There are many things I could be proud of. (I say “could“ because feeling proud of things doesn’t come naturally to me.) Finishing 1,5 years of horrid teacher training and getting my first full-time teaching job. That job being in Japan. Finding the courage to leave family, friends and familiarity behind to experience something new and face new challenges. Or spending every single day of my first three weeks in Japan by running around in Japanese August heat to furnish my apartment and buy everything I need for daily life, without speaking or reading the language. Which doesn’t mean I wasn’t saying things in Japanese, on the contrary – I looked things up, wrote them down, read them out to people. Used arms and legs and facial expressions to help get the meaning across. (As a primary school teacher I should be used to that, right?)

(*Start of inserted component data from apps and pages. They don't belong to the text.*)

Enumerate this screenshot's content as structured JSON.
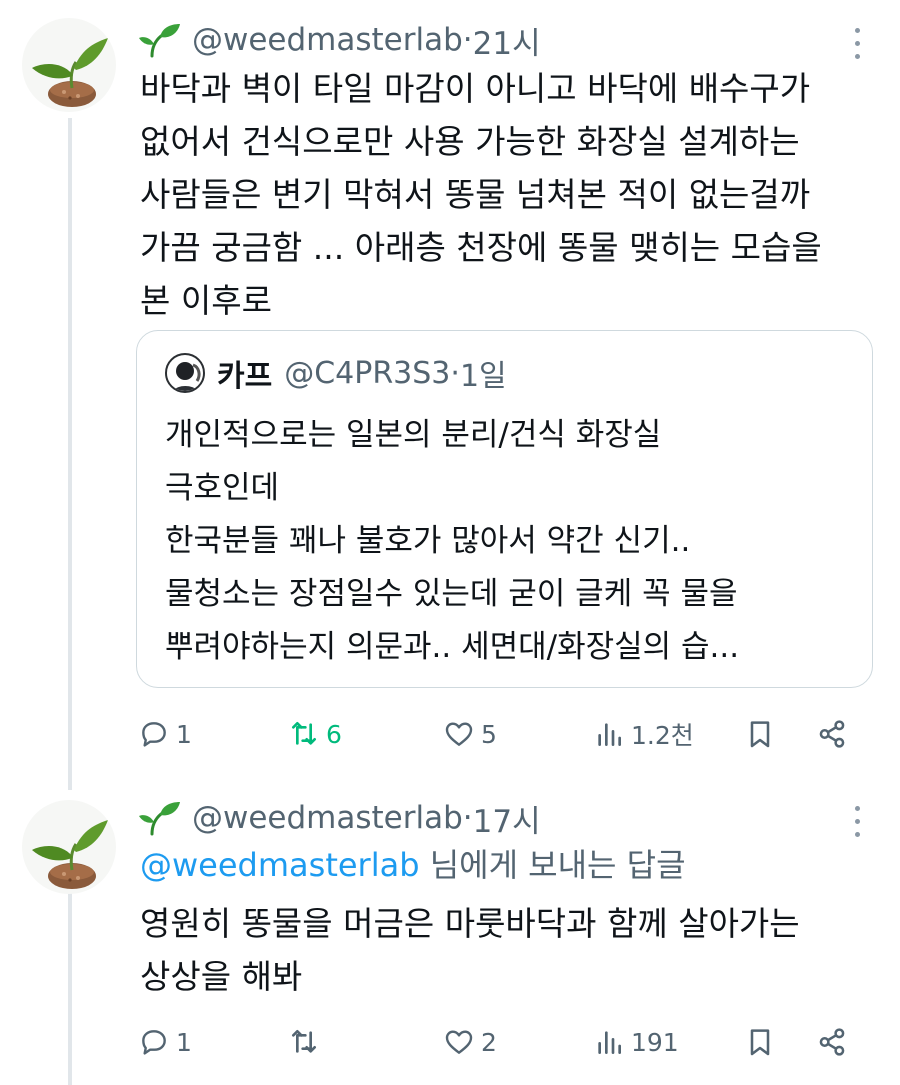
{
  "tweets": [
    {
      "handle": "@weedmasterlab",
      "separator": " · ",
      "time": "21시",
      "body_lines": [
        "바닥과 벽이 타일 마감이 아니고 바닥에 배수구가",
        "없어서 건식으로만 사용 가능한 화장실 설계하는",
        "사람들은 변기 막혀서 똥물 넘쳐본 적이 없는걸까",
        "가끔 궁금함 ... 아래층 천장에 똥물 맺히는 모습을",
        "본 이후로"
      ],
      "quote": {
        "name": "카프",
        "handle": "@C4PR3S3",
        "separator": " · ",
        "time": "1일",
        "lines": [
          "개인적으로는 일본의 분리/건식 화장실",
          "극호인데",
          "한국분들 꽤나 불호가 많아서 약간 신기..",
          "물청소는 장점일수 있는데 굳이 글케 꼭 물을",
          "뿌려야하는지 의문과.. 세면대/화장실의 습..."
        ]
      },
      "stats": {
        "replies": "1",
        "retweets": "6",
        "likes": "5",
        "views": "1.2천"
      },
      "retweet_color": "#00ba7c"
    },
    {
      "handle": "@weedmasterlab",
      "separator": " · ",
      "time": "17시",
      "reply_to": "@weedmasterlab",
      "reply_suffix": " 님에게 보내는 답글",
      "body_lines": [
        "영원히 똥물을 머금은 마룻바닥과 함께 살아가는",
        "상상을 해봐"
      ],
      "stats": {
        "replies": "1",
        "retweets": "",
        "likes": "2",
        "views": "191"
      }
    }
  ],
  "icons": {
    "sprout": "sprout-icon",
    "more": "more-dots-icon",
    "reply": "reply-icon",
    "retweet": "retweet-icon",
    "like": "heart-icon",
    "views": "views-bar-icon",
    "bookmark": "bookmark-icon",
    "share": "share-icon"
  },
  "colors": {
    "link": "#1d9bf0",
    "muted": "#536471",
    "retweet_active": "#00ba7c"
  }
}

I’ve never been alone in something new to this degree in my whole life. Sure I’d moved and also lived abroad twice, but there were always people around to help me. The mum who helped packing, the brothers who helped carrying stuff, the friend who showed me how to deal with a flat tire, the roommate who fixed my crooked room door with a swiss army knife. There was always someone there. Now there is not. Which is not entirely true – some incredibly amazing friends on the other side of Japan or even the other side of the world are there 24/7 to listen to me and offer advice through the magic that is called the internet. No matter the time differences or how ridiculous my questions are (“If I send you a picture, could you translate what it says on the garbage container outside my house, please??“) and I feel very lucky and loved thanks to that.
Despite doing everything by myself, I am moving forward. I registered with the town office, opened a bank account, had furniture and electronic devices from three different stores successfully delivered to my place, learned how to fight mosquitos, went to another town to see and old friend. Took buses, taxis, trains, subways. Fought my way through Tokyo rush hour just after arriving at the airport and didn’t despair when I got stranded at another train station the very same night. I talk to people in Japanese. A lot of people. Every day. Even on the days I don’t feel like talking at all. Because if I don’t do it, things won’t get done. And if they don’t get done, no one will do them for me. (The very second I wrote the last sentence, the towel hook I hung up in the bathroom earlier just fell down with a bang. The sarcastic comment of a higher force? Maybe.)
To be very clear: I’m not complaining. I feel very much at home here already. Things are going well. I’ve already had some incredible encounters with people that felt like movie scenes. These encounters assured me that this city is full of possibilities to meet new people and make new friends. And then one day in the future, those possibilities will have turned into real-life people and this place will have turned into a real home.